It's our responsibility to use the opportunities we have open to us nowadays and to keep working on the ones that aren't quite there yet. I hate that in some countries I've visited I've felt so restricted as a woman and unable to do things I take for granted here. I know how lucky I am not just to get to experience so many amazing places and activities but to be able to take so much for granted in day to day life. I wish all women around the world were able to do the things they want to do, be it work or play or vote or drive or in some cases just to be safe or have the freedom to choose where to go or simply what to wear*. If I were to visit my parents in Saudi Arabia now that I'm married, I'd need a letter of permission from my husband to travel without him.

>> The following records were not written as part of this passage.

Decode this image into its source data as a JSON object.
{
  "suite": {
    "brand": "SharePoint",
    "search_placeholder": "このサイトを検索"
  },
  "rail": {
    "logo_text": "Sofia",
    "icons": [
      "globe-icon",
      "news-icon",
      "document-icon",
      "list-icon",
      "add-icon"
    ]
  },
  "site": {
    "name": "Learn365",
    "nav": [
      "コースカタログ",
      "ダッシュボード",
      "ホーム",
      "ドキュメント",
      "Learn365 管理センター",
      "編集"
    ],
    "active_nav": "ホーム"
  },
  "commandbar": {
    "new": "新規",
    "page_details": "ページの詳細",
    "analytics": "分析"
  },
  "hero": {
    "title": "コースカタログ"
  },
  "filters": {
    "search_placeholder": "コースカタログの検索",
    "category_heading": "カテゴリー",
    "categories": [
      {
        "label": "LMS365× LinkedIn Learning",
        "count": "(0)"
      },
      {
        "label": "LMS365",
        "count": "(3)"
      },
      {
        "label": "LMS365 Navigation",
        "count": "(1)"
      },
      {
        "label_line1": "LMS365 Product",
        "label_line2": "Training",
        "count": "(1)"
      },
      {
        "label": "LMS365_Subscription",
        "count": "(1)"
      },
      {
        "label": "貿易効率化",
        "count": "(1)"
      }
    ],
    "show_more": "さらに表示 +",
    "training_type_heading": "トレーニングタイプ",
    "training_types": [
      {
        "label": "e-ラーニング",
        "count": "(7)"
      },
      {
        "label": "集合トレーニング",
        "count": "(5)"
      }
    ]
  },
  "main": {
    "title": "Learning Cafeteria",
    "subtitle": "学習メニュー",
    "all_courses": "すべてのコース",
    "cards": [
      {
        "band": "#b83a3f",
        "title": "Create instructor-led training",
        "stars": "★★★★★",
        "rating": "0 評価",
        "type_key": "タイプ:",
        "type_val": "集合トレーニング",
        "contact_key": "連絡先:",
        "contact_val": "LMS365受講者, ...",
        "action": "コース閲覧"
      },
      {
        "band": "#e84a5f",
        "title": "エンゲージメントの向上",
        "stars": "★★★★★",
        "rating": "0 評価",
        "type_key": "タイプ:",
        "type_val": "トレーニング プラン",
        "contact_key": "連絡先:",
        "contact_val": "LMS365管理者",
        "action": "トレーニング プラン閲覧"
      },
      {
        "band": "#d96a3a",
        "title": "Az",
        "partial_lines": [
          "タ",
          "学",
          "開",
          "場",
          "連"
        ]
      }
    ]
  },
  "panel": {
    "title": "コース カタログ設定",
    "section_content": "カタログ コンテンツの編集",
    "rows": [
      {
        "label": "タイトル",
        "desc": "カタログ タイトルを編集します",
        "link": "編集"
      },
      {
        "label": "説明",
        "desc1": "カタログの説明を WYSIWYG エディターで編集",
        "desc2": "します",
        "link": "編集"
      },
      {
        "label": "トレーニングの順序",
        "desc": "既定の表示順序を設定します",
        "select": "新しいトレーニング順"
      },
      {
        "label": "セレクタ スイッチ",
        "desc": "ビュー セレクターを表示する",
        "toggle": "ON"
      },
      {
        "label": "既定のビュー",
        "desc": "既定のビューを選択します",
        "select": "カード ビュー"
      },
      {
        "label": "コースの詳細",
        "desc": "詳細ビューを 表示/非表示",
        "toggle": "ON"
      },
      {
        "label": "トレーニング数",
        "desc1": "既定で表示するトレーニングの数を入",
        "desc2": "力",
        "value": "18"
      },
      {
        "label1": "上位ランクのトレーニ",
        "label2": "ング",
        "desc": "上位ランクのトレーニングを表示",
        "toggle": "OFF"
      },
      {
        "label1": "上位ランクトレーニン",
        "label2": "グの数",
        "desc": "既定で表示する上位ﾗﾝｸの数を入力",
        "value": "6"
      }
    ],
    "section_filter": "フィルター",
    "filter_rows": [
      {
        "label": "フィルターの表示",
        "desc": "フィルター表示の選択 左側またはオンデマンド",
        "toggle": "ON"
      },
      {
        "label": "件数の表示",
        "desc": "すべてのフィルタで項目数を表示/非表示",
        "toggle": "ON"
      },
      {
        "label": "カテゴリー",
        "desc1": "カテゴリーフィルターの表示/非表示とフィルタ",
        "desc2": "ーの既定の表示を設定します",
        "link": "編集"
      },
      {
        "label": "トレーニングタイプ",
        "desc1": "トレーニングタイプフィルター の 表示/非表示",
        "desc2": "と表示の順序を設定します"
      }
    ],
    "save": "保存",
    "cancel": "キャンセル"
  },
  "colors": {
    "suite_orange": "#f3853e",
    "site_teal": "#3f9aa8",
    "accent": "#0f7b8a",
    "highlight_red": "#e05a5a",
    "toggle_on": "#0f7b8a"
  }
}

I am happy to show off what I've done because I'm out there making the most of the fact that I can, due to the women who campaigned for it, enabling me to have a well paid professional career which means I can travel and do all these things. And if I decide one day to jack it all in to stay at home, I'll be proud of that too because that's the best part - the right to choose. I don't want to feel that as a woman I HAVE to do it all (oh the pressure THAT puts on us all, the same post from Anna is applicable here too!), but I love the fact I CAN if I want to, just maybe not all at the same time!
I hope my post on Any Other Woman's International Women's Day celebration is taken as I meant it, as inspiration to live life as an adventure, however you want that adventure to pan out. And although we still have lots to fight for as women to be truly seen as equally deserving of the same rights and respect as men, we should still be grateful for what we are able to do, thanks to the fabulous ladies of the past.

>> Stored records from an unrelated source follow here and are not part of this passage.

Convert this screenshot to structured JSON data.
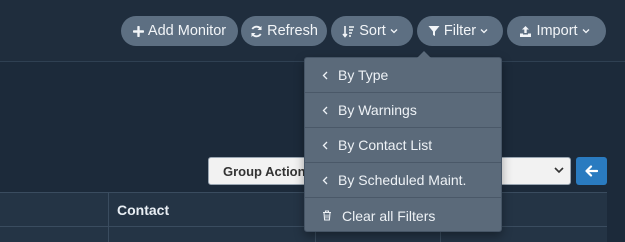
{
  "toolbar": {
    "add_monitor": "Add Monitor",
    "refresh": "Refresh",
    "sort": "Sort",
    "filter": "Filter",
    "import": "Import"
  },
  "group_actions": {
    "label": "Group Actions",
    "go_icon": "arrow-left-icon"
  },
  "table": {
    "columns": [
      "Contact"
    ]
  },
  "filter_menu": {
    "items": [
      {
        "label": "By Type",
        "icon": "chevron-left-icon"
      },
      {
        "label": "By Warnings",
        "icon": "chevron-left-icon"
      },
      {
        "label": "By Contact List",
        "icon": "chevron-left-icon"
      },
      {
        "label": "By Scheduled Maint.",
        "icon": "chevron-left-icon"
      },
      {
        "label": "Clear all Filters",
        "icon": "trash-icon"
      }
    ]
  },
  "colors": {
    "background": "#1c2a3a",
    "button": "#5d6f82",
    "dropdown": "#5b6a7a",
    "go_button": "#2a7bc0"
  }
}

It seems I have gone a bit serious and this post is longer than I anticipated, I just suddenly felt the need to write more relating to my post on AOW today. Incidentally, there's an interesting looking film on BBC2 tomorrow night at 9pm about the women who went on strike for equal pay, Made in Dagenham, very timely.
*In most areas of Saudi Arabia, and particularly in Riyadh and the central part of the Kingdom, women wear a full-length black covering known as an Abaya, and cover their heads. Women who choose not to conform to this dress code face a risk of confrontation by Mutawwa and possible detention/arrest. Men should not wear shorts in public or go without a shirt.

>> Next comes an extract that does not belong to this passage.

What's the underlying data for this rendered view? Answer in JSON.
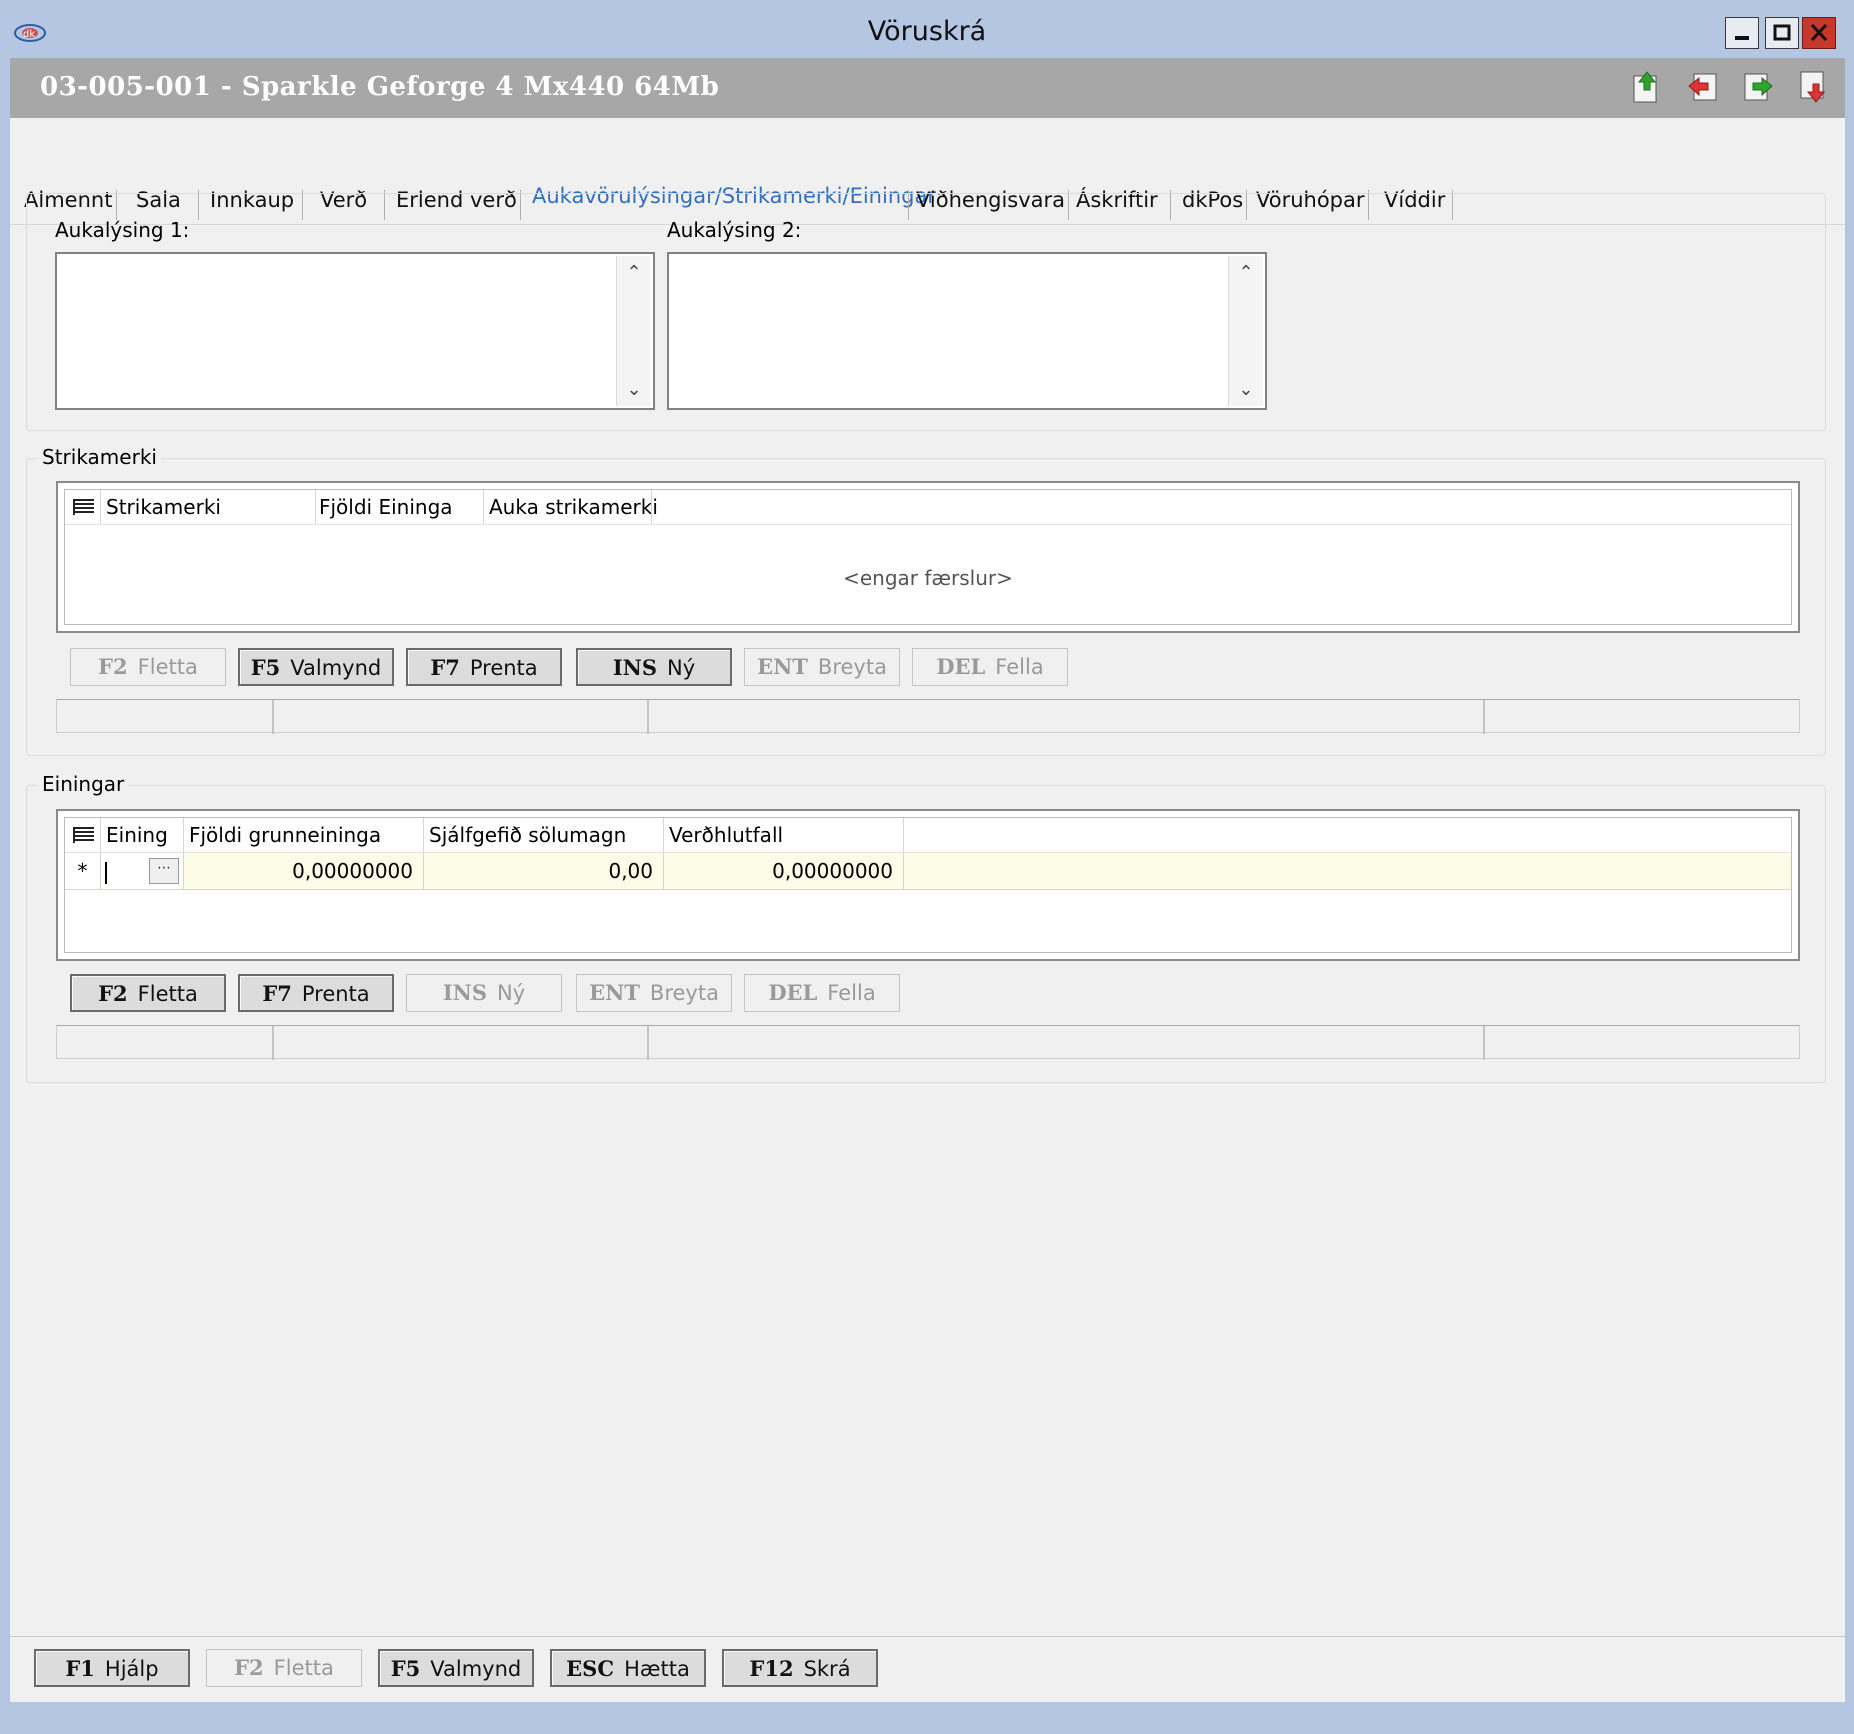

Many areas of life in Saudi Arabia are segregated by sex to ensure that unrelated men and women have no possibility of mingling (a punishable crime). Some Mutawwa try to enforce this normally by asking for proof that a couple is married or related. Women who are arrested forsocializing with a man who is not a relative may be charged with prostitution. Some restaurants, particularly fast-food outlets, have refused to serve women who are not accompanied by a close male relative. In addition, some restaurants or cafes do not have a "family section" in which women are permitted to eat. These restrictions are not always posted. This is more common in Riyadh and the more conservative central Nejd region.
Dancing, playing music, and showing movies in public are forbidden.